Hundreds of years from now, when archaeologists have dug down to our level of the garbage middens (Freshkill), they will know they have found us when they find the layer of free bags. They will call us the Hoarder Layer. My husband is reluctant to discard any of the bags – they might be useful, and we don’t want to encourage plastic grocery bags. On the other hand, I suspect that others are starting to feel the same way. My niece sherpa’d our Christmas gifts down from Connecticut – she was in town but the only indication that she had been here were the bags waiting for us at the front desk, alas – in a thermal bag that looks like it was another giveaway and two reusable bags. At first we all kept these bags because we only had one or two and they really were useful. Now we give them away freely because we have so many. Perhaps we could trade them like Pokemon cards – I’ll trade you three Kona Village canvas sacks, a New School drawstring backpack, and a Lands-End canvas bag with a BookMaster logo for one Fresh Direct bag.
And those are just the ones in the closet. I keep one in my carry on roller bag, in case I need to want to pull out toiletries and valuables before checking it at the gate because I am always in the last boarding group. And I keep one in my purse, one of those tiny ones that fold up to nothing, and another in my desk at work. One lives in the closet, receiving dry cleaning between runs. And I suspect my husband keeps one in the messenger bag he carries to work every day.
And do you know what all these “reusable” bags are made out of? Plastic. Don’t let them fool you – they say they’re made out of “recycled” plastic but, often when companies say that, the contents are pre-consumer (manufacturing scraps and rejects) not post-consumer. Post-consumer goes right into the landfills, waiting for someone to find a use for them.
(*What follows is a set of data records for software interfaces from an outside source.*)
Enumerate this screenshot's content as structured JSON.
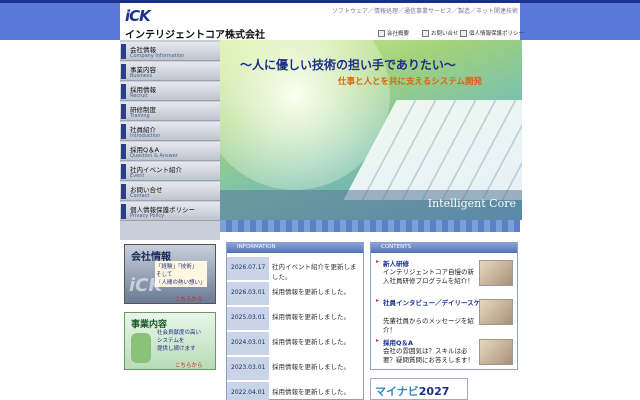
{
  "header": {
    "logo": "iCK",
    "company": "インテリジェントコア株式会社",
    "top_links": "ソフトウェア／情報処理／通信事業サービス／製造／ネット関連技術",
    "util": [
      {
        "label": "会社概要",
        "icon": "building-icon"
      },
      {
        "label": "お問い合せ",
        "icon": "mail-icon"
      },
      {
        "label": "個人情報保護ポリシー",
        "icon": "document-icon"
      }
    ]
  },
  "nav": [
    {
      "jp": "会社情報",
      "en": "Company Information"
    },
    {
      "jp": "事業内容",
      "en": "Business"
    },
    {
      "jp": "採用情報",
      "en": "Recruit"
    },
    {
      "jp": "研修制度",
      "en": "Training"
    },
    {
      "jp": "社員紹介",
      "en": "Introduction"
    },
    {
      "jp": "採用Q＆A",
      "en": "Question & Answer"
    },
    {
      "jp": "社内イベント紹介",
      "en": "Event"
    },
    {
      "jp": "お問い合せ",
      "en": "Contact"
    },
    {
      "jp": "個人情報保護ポリシー",
      "en": "Privacy Policy"
    }
  ],
  "hero": {
    "title": "～人に優しい技術の担い手でありたい～",
    "subtitle": "仕事と人とを共に支えるシステム開発",
    "tagline": "Intelligent Core"
  },
  "banners": {
    "company": {
      "title": "会社情報",
      "quote": "「経験」「技術」",
      "quote2": "そして",
      "quote3": "「人間の熱い想い」",
      "mark": "iCK",
      "link": "こちらから"
    },
    "business": {
      "title": "事業内容",
      "desc1": "社会貢献度の高い",
      "desc2": "システムを",
      "desc3": "提供し続けます",
      "link": "こちらから"
    }
  },
  "information": {
    "header": "INFORMATION",
    "items": [
      {
        "date": "2026.07.17",
        "text": "社内イベント紹介を更新しました。"
      },
      {
        "date": "2026.03.01",
        "text": "採用情報を更新しました。"
      },
      {
        "date": "2025.03.01",
        "text": "採用情報を更新しました。"
      },
      {
        "date": "2024.03.01",
        "text": "採用情報を更新しました。"
      },
      {
        "date": "2023.03.01",
        "text": "採用情報を更新しました。"
      },
      {
        "date": "2022.04.01",
        "text": "採用情報を更新しました。"
      }
    ]
  },
  "contents": {
    "header": "CONTENTS",
    "items": [
      {
        "title": "新人研修",
        "body": "インテリジェントコア自慢の新入社員研修プログラムを紹介！"
      },
      {
        "title": "社員インタビュー／デイリースケジュール",
        "body": "先輩社員からのメッセージを紹介！"
      },
      {
        "title": "採用Q＆A",
        "body": "会社の雰囲気は？スキルは必要？疑問質問にお答えします！"
      }
    ]
  },
  "mynavi": {
    "prefix": "マイナビ",
    "year": "2027"
  }
}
Along with all these plastic bags pretending to be fabric.
So use them, use them well.
But, if you are ever put in a purchasing position, don’t buy them to give away. And don’t pay for them at Wegmans. Go through your closet – or garage – and put them in your trunk.
If you forget one, walk back to your car rather than buying another. Tell yourself that you’re getting your steps in.
Every little bit helps.